> **Material provided**:

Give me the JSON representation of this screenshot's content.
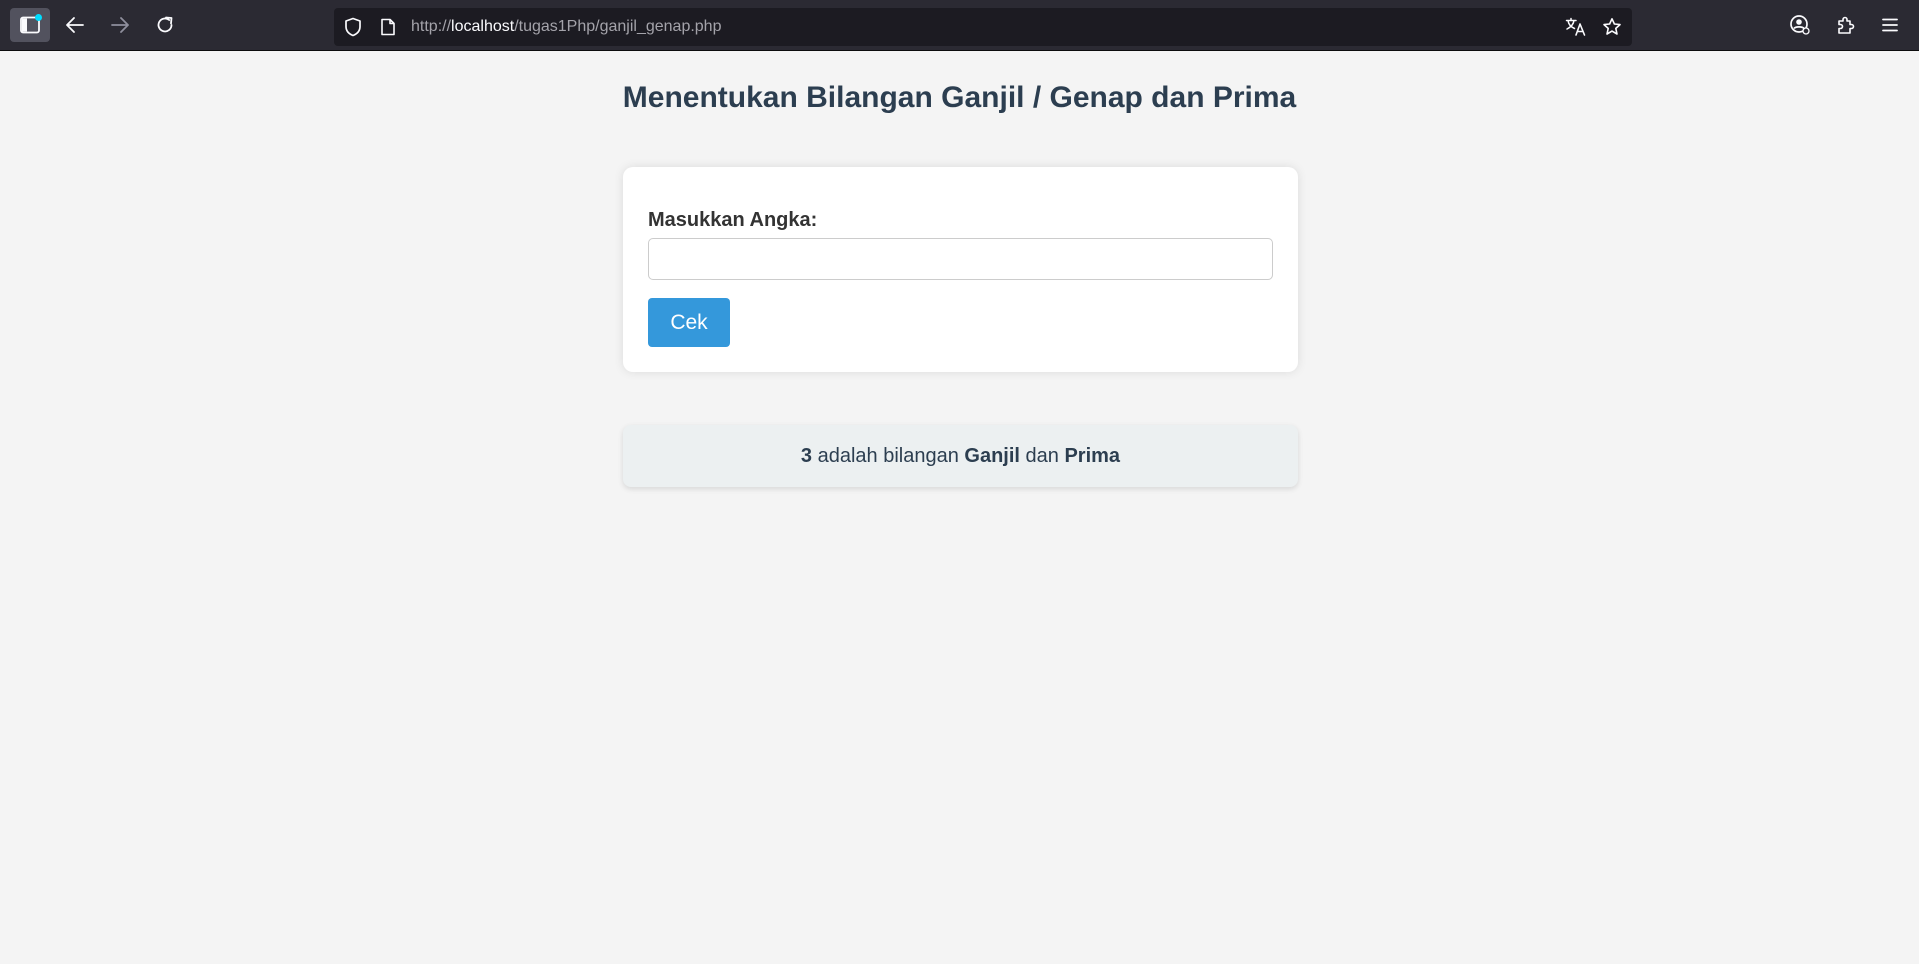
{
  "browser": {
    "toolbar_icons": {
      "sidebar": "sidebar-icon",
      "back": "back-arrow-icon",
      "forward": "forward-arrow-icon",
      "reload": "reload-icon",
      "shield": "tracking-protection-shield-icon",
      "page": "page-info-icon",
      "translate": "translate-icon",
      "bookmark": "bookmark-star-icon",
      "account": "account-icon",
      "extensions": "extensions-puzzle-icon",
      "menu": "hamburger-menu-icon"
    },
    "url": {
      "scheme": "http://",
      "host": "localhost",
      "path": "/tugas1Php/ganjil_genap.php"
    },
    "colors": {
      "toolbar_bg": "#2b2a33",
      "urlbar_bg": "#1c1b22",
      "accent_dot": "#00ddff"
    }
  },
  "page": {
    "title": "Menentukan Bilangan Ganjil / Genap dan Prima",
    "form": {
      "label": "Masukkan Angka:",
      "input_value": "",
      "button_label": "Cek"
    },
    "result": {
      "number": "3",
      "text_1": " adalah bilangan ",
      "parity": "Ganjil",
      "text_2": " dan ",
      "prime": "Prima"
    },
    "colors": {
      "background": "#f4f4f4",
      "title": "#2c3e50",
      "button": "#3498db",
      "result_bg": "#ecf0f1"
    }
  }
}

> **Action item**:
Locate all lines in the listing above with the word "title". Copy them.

> **Result of this exercise**:
    "title": "Menentukan Bilangan Ganjil / Genap dan Prima",
      "title": "#2c3e50",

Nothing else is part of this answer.